Interface dataset entries:
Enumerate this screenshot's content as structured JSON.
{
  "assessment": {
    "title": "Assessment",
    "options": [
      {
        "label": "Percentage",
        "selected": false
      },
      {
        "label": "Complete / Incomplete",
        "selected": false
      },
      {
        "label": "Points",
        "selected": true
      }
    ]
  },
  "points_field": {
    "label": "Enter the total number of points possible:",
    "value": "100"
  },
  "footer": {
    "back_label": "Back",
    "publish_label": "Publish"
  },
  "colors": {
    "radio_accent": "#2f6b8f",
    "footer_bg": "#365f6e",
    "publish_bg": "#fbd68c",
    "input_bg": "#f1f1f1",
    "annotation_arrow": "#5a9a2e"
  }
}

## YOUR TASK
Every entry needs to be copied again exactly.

## OUTPUT
Enumerate this screenshot's content as structured JSON.
{
  "assessment": {
    "title": "Assessment",
    "options": [
      {
        "label": "Percentage",
        "selected": false
      },
      {
        "label": "Complete / Incomplete",
        "selected": false
      },
      {
        "label": "Points",
        "selected": true
      }
    ]
  },
  "points_field": {
    "label": "Enter the total number of points possible:",
    "value": "100"
  },
  "footer": {
    "back_label": "Back",
    "publish_label": "Publish"
  },
  "colors": {
    "radio_accent": "#2f6b8f",
    "footer_bg": "#365f6e",
    "publish_bg": "#fbd68c",
    "input_bg": "#f1f1f1",
    "annotation_arrow": "#5a9a2e"
  }
}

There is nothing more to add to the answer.